Do you wish you could cut a few strokes off your golf score? Does your child always seem to be just a few steps away from the soccer ball? Having trouble returning your tennis partner’s serve? Vision, just like speed and strength, is an important component in how well you play your sport.
And there is much more to vision than just seeing clearly. Your vision is composed of many interrelated skills that can affect how well you play your sport. However, just as exercise and practice can increase your speed and strength, it can also improve your visual fitness and accuracy.
Because all sports have different visual demands, an optometrist with expertise in sports vision can assess your unique visual system and recommend the proper eyeglasses or contact lenses, or design a vision therapy program to maximize your visual skills for your specific sport. Remember, a thorough eye examination by your doctor of optometry is a great place to begin “getting the winning edge.”
Eye protection should also be a major concern to all athletes, especially in certain high-risk sports. Thousands of children and adults suffer sports-related eye injuries each year, and nearly all can be prevented by using the proper protective eyewear. Prescription goggles can be a great alternative to replacing regular eyewear after they are broken and provide much better protection from injury. Especially for sports played outdoors, appropriate sunglasses are a must, and some sport-specific designs may even help you improve your game. Ask your optometrist which type is best suited for your favorite sport.

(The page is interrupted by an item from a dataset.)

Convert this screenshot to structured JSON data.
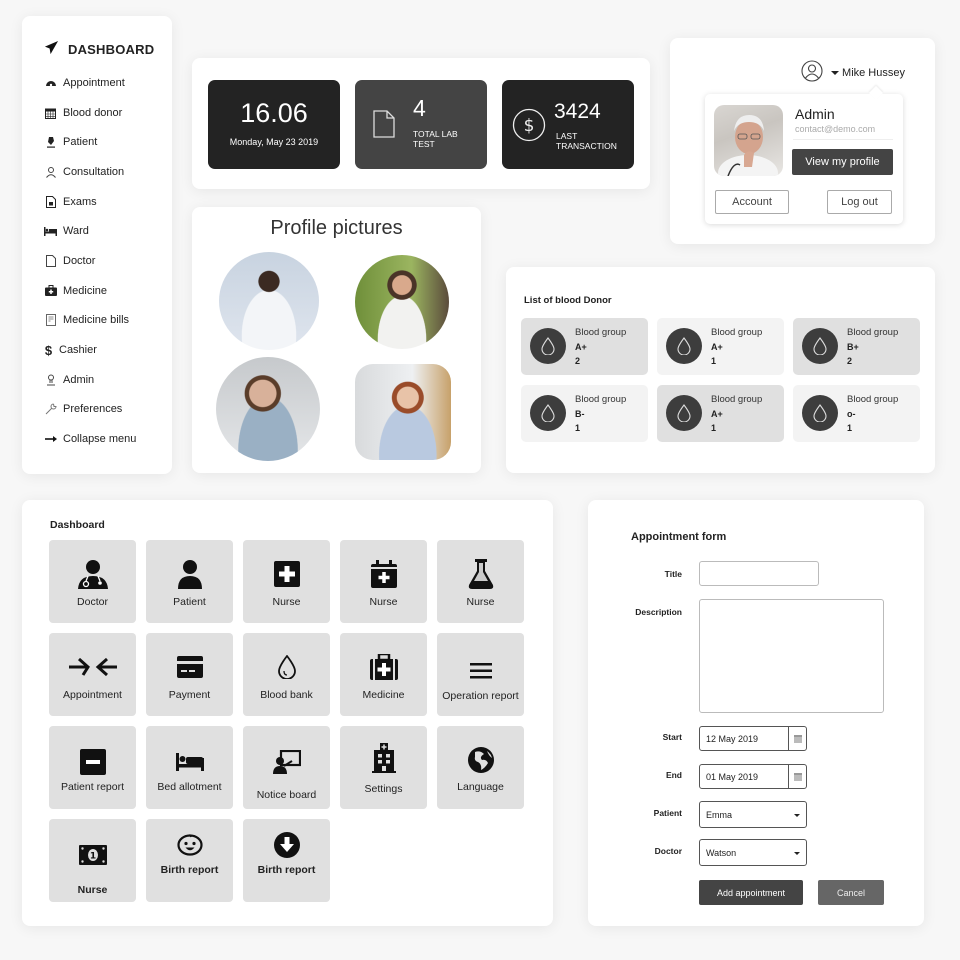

Important Vision Skills for Sports
Dynamic Visual Acuity
If you are playing a sport like racquetball, tennis, soccer or hockey, it is important that you be able to clearly see objects while you and/or the objects are moving fast. Without good dynamic visual acuity, you are going to have a difficult time in sports like these.
When you commit an error on an easy ground ball or miss a short putt, it may be that you are distracted by things that are happening around you. Our eyes normally react to anything that happens in our field of vision… spectators, other participants or even the wind blowing leaves on an overhanging branch. Visual Concentration is the ability to screen out these distractions and stay focused on the ball or the target.
When you are playing any sport with a ball or a fast moving opponent, it is important that you be able to follow objects without much head motion. Eye tracking helps you maintain better balance and react to the situation more quickly.
Eye-Hand-Body Coordination is how your hands, feet and body and other muscles respond to the information gathered through your eyes. It is an important part of most sports because it affects both timing and body control.
When you are pushing a fast break up the basketball court, leading a rush up the ice in hockey, or catching the big wave amid a crowd of surfers, you need to process and remember a fast moving, complex picture of people and things. This is called visual memory. The athlete with good visual memory always seems to be in the right place at the right time.
Picture yourself hitting a perfect drive…long and right down the middle of the fairway. Believe it or not, picturing yourself doing it can actually help you do it. Visualization is the skill that enables you to see yourself performing well in your “mind’s eye” while your eyes are seeing and concentrating on something else, usually the ball. Using scanning techniques, researchers have found that the same areas of the brain that light up during performance also do so when you visualize the performance.
When a soccer player sees a teammate out of the corner of his or her eye, the player is using his peripheral vision. Because much of what happens in sports does not happen directly in front of you, it’s important to increase your ability to see action to the side without having to turn your head.
Visual Reaction Time
The pitcher releases the ball and you swing…a little late and you hit a weak foul down the line…or worse you miss the ball completely. Or, maybe you just can’t quite return that tennis serve. You need to improve your visual reaction time, or the speed with which your brain interprets and reacts to your opponent’s action.
In racket sports, depth perception enables you to quickly and accurately judge the distance between yourself, the ball, your opponents, teammates, boundary lines and other objects. When you are shooting or hunting, if you consistently over or underestimate the distance to your target, poor depth perception may be at fault.